Required work: Among these records, which lines include "status"? Copy them out.

•••

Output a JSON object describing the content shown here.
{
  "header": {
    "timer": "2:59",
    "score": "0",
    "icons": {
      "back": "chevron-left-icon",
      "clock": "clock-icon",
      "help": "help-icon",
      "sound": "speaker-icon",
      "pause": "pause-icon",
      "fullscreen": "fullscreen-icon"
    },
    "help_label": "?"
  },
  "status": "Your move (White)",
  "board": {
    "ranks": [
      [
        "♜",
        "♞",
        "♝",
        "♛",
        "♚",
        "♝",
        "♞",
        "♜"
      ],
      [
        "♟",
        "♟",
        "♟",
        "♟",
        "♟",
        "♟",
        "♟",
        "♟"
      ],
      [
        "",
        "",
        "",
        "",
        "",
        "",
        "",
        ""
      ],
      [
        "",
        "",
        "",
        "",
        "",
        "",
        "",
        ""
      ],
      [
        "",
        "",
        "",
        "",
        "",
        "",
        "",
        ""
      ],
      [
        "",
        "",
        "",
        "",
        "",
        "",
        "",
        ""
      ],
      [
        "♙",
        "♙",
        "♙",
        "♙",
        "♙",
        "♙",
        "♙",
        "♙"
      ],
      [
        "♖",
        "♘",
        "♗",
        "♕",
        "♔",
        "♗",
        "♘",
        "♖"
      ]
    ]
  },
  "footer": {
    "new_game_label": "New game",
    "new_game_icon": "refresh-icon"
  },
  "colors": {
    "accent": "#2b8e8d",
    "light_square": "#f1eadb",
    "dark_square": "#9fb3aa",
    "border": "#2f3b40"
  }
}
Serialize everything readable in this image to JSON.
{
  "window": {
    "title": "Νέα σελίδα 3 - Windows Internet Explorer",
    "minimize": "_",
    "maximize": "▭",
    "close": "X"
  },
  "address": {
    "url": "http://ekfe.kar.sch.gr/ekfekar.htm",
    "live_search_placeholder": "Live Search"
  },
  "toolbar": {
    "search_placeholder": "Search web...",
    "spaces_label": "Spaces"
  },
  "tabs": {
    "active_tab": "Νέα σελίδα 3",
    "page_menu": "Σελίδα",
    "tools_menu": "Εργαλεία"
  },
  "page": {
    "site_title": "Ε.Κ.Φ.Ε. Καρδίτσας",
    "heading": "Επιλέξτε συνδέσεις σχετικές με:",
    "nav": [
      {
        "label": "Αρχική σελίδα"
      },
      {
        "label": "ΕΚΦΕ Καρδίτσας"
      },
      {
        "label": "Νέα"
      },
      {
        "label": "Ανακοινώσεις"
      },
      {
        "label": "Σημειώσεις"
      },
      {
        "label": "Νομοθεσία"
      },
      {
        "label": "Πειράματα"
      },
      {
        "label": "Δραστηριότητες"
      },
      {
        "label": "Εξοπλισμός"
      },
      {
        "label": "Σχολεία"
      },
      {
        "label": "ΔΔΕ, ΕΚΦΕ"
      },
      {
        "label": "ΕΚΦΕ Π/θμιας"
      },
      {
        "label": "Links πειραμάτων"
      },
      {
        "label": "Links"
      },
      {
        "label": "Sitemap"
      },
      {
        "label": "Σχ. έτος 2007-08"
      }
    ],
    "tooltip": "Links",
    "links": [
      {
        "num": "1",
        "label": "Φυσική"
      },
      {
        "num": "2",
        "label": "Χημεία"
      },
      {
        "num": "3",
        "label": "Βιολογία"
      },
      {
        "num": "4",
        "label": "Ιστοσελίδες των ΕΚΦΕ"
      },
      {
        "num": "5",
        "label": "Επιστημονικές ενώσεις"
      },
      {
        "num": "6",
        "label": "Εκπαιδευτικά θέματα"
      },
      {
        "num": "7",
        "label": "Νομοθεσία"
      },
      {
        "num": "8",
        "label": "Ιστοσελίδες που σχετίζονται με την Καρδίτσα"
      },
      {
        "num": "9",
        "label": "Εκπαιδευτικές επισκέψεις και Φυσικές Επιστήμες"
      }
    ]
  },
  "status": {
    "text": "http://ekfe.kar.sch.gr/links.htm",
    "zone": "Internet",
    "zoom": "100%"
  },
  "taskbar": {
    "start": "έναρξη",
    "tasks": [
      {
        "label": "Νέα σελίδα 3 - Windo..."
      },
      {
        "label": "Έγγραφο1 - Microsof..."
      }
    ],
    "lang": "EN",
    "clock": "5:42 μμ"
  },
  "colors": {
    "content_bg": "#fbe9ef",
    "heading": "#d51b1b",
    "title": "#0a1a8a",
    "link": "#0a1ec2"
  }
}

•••

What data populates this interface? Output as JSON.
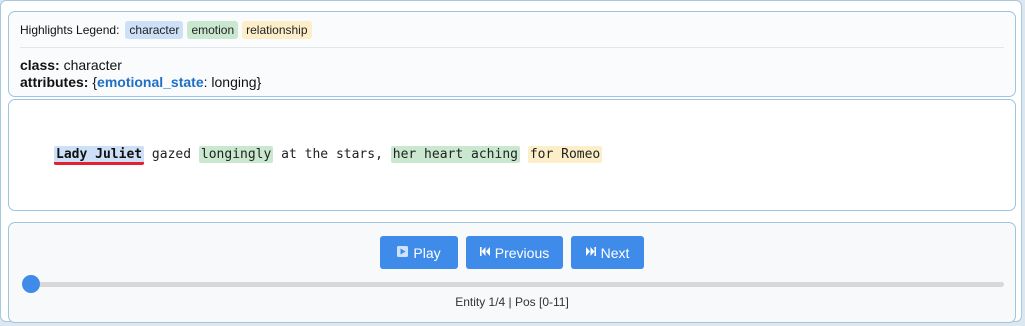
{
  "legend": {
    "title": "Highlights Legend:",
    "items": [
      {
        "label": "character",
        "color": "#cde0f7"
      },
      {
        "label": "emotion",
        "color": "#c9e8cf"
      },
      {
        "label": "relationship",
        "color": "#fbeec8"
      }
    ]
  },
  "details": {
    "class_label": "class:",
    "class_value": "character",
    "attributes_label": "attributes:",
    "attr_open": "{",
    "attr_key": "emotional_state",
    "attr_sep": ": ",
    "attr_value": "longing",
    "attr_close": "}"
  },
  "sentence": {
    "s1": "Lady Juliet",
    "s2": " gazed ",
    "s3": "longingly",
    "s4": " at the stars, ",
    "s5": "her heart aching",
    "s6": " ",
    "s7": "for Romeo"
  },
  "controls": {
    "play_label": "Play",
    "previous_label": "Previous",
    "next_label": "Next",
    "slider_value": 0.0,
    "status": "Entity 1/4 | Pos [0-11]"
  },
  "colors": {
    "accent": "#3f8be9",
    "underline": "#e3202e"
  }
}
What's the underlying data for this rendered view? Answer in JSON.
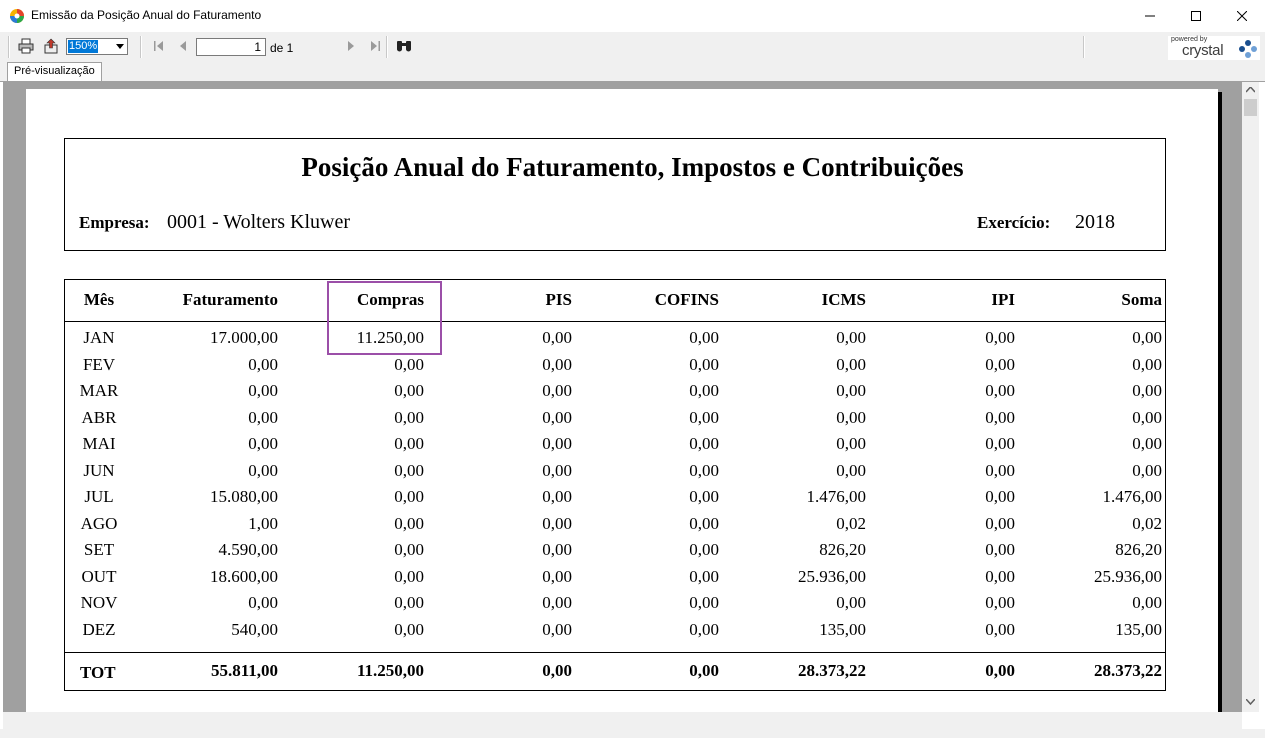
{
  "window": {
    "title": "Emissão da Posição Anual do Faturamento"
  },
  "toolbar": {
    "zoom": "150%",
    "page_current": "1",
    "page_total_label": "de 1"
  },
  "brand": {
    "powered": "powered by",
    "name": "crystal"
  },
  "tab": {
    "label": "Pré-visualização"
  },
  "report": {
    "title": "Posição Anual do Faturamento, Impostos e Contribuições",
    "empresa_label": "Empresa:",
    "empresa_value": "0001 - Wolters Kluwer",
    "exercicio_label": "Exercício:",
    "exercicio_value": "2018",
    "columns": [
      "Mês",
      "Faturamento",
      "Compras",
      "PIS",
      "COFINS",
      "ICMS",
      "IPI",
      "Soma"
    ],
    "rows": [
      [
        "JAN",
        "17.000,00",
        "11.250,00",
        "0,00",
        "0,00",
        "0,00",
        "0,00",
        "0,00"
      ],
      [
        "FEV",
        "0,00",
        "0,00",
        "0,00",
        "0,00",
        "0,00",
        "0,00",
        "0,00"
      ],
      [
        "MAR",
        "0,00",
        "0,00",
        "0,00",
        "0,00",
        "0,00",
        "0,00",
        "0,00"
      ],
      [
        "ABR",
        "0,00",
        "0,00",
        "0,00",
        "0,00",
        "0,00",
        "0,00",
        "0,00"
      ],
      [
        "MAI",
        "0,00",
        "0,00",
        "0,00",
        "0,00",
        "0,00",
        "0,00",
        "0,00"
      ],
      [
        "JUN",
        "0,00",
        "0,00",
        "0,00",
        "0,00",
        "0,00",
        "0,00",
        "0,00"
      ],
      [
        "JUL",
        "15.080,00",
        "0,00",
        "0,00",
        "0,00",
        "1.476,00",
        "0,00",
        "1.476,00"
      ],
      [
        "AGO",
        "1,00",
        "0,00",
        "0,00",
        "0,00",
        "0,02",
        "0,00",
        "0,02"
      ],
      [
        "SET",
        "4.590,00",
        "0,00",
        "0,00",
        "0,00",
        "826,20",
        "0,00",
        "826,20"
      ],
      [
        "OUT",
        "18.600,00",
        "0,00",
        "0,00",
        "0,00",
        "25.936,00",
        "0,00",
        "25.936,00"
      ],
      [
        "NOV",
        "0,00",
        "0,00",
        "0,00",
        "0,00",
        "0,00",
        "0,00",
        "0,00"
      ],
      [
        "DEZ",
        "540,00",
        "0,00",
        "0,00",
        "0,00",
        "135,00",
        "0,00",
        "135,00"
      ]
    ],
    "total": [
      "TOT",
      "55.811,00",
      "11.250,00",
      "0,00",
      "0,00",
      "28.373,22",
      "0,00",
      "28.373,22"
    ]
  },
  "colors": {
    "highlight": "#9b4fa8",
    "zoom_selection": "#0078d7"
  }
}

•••

Response to this task:
  "status": "Your move (White)",
  "status": {
    "status": "Entity 1/4 | Pos [0-11]"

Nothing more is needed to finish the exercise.